Building a mission or an instrument is not for the faint of heart. While engineering teams develop plans to avoid major mishaps, sometimes even the best laid plans aren’t enough. A case in point is a series of unfortunate events that happened to the OVIRS instrument in July 2014.
OVIRS is a spectrometer that will be searching for very small changes in the amount of light reflected from the surface of Bennu over a wide range of visible and infrared wavelengths. These changes may tell us a lot about the composition of the asteroid: What minerals are there? Are there organic molecules present? Has anything collided with Bennu? Because these changes in reflected light are small, we have to make sure that light scattering off surfaces inside the instrument isn’t fooling us. Therefore it is necessary to coat the bare aluminum inside the instrument with a very black coating to avoid any unplanned reflections. But making a coating that is very black at visible and infrared wavelengths, and that also won’t peel off or contaminate any part of the spacecraft in the extreme space environment is not an easy task. After evaluating many options, the OVIRS team selected a company, Highland Plating, to coat the inside of the optics box using a special proprietary process.
Accordingly, the OVIRS optics box was shipped to Highland to undergo the coating procedure. After arrival at the facility, the OVIRS team and the group at Highland doing the coating still had to make sure that all aspects of the process were well understood. This involved frequent phone calls between the facilities. On July 13, an OVIRS team member tried to call Highland, but only got a busy signal. He went online to see if perhaps there was a problem with his contact information. As part of the process he saw that a large fire had occurred in Los Angeles. On closer examination, he discovered that the fire had occurred at the Highland Plating company itself. Fortunately no one was hurt, but the facility was mostly destroyed.
Because planetary missions have very specific launch windows in order to reach their targets, the schedule to build an instrument doesn’t have much slack.

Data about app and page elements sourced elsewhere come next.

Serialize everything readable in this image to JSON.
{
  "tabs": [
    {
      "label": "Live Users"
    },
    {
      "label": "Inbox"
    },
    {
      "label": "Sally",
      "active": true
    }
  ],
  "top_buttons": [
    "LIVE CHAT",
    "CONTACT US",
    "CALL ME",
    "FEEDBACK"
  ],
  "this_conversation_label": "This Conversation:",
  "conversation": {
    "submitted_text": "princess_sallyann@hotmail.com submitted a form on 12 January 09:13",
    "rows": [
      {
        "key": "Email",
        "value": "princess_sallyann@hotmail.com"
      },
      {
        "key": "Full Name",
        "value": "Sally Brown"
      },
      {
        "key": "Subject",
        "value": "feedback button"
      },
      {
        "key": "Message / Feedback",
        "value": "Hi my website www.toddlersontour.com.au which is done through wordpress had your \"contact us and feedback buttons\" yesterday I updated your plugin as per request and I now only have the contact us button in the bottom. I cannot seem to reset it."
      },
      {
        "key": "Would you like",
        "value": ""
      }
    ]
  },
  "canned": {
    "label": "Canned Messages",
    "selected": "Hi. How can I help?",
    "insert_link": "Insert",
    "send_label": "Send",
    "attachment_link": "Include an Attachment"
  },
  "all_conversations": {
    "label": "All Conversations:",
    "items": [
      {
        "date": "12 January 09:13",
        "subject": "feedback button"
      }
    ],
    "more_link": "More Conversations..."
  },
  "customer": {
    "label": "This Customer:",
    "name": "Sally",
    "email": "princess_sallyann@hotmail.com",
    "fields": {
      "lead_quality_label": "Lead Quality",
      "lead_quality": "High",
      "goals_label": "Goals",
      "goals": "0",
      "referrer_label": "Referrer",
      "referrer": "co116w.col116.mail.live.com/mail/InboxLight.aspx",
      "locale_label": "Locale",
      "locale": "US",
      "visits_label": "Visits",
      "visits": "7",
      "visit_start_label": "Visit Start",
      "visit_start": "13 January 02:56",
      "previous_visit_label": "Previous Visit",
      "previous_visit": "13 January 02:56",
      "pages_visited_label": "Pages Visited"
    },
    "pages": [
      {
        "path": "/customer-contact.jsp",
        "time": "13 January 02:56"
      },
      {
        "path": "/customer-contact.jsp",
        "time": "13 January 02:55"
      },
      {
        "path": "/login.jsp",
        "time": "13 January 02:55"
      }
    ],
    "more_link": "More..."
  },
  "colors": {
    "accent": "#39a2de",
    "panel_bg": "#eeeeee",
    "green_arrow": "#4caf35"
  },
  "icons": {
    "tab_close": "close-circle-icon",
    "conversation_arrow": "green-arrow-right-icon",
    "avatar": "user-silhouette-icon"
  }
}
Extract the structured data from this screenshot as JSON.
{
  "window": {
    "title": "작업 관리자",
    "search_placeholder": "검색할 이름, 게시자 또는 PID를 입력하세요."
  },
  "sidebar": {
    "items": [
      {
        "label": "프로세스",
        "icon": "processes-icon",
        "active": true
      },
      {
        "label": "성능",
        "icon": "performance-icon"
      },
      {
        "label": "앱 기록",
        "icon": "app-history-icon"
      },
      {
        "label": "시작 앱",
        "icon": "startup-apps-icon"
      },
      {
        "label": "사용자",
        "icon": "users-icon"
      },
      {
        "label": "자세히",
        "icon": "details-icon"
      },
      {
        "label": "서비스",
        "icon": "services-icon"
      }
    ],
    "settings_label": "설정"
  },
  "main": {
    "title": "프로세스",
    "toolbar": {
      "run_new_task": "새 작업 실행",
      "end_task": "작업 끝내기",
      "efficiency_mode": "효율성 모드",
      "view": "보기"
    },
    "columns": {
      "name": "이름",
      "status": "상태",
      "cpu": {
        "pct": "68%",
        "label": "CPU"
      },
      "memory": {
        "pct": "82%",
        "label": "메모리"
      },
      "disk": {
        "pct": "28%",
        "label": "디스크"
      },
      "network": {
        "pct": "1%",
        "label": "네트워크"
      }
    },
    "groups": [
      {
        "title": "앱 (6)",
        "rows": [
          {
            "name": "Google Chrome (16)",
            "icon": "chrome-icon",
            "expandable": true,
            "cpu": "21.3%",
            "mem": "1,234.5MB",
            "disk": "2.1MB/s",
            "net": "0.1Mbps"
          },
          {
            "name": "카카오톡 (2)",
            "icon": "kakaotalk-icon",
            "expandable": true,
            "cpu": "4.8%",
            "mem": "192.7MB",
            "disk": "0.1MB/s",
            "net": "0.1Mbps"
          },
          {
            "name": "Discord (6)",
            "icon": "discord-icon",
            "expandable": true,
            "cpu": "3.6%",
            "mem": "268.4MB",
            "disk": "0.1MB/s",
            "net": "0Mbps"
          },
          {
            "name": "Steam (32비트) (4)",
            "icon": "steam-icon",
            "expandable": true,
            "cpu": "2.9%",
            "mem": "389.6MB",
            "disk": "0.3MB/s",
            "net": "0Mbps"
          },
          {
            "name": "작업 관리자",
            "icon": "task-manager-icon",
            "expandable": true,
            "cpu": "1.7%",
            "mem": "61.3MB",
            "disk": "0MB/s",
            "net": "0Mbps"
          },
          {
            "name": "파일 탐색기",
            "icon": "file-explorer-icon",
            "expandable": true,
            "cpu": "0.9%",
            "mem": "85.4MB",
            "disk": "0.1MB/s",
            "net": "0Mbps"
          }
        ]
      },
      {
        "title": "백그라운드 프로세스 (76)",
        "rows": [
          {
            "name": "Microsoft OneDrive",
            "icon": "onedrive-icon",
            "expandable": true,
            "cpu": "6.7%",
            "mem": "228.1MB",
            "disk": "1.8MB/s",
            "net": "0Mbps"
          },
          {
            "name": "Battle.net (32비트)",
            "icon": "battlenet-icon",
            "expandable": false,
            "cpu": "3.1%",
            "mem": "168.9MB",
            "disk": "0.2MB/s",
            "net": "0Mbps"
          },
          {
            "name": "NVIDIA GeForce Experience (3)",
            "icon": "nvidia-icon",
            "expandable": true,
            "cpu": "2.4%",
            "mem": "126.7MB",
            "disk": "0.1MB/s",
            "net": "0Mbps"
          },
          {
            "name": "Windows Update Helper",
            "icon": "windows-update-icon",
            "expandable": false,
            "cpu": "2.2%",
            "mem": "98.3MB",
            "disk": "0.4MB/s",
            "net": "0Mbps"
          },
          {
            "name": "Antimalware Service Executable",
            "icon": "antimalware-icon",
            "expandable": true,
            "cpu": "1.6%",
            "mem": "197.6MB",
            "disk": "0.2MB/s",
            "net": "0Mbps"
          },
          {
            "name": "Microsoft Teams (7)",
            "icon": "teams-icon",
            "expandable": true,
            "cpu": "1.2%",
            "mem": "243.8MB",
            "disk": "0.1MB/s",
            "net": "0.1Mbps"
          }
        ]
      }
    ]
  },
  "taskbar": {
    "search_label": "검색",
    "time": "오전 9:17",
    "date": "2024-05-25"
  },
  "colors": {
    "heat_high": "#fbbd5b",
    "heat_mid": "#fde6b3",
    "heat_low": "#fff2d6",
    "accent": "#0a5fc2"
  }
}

The OVIRS team now faced several challenges. They had to make a new optics box and they had to find a source that could provide the proper coating, both while finishing the instrument on time. The team quickly rallied and came up with several ingenious solutions. First, they were able to adopt a test box that had been made to practice the machining process to flight use by making only a few minor modifications. At the same time, a new spare box was fabricated, a task requiring several weeks to complete. As it turned out, both optics boxes were completed before a coating vendor could be selected. The key to meeting the OVIRS delivery schedule now became getting the coating done, and getting it done right.
Coating samples from a number of vendors were tested to see if an alternate source could be found. Meanwhile, Highland Plating was working hard to get its facilities back online. The OVIRS team provided on-site support to try to get a usable sample produced. Several team members dedicated weeks of their time to this effort. This dual path allowed the team to send one optics box to Highland while the second box was sent to another vendor. That way, whichever box was coated first would become the new OVIRS flight optics box. In the end, Highland Plating was able to re-build their coating capability in time. Their box was coated first and it is now the OVIRS flight unit.
The OVIRS team was able to recover from this significant issue event in time because of their remarkable dedication to the mission, their skill and flexibility and their great teamwork. Thanks to them, the instrument is in assembly now and on track for a June 2015 delivery. It was in recognition of their efforts that the OVIRS team received the Robert H Goddard Engineering Team Group Award!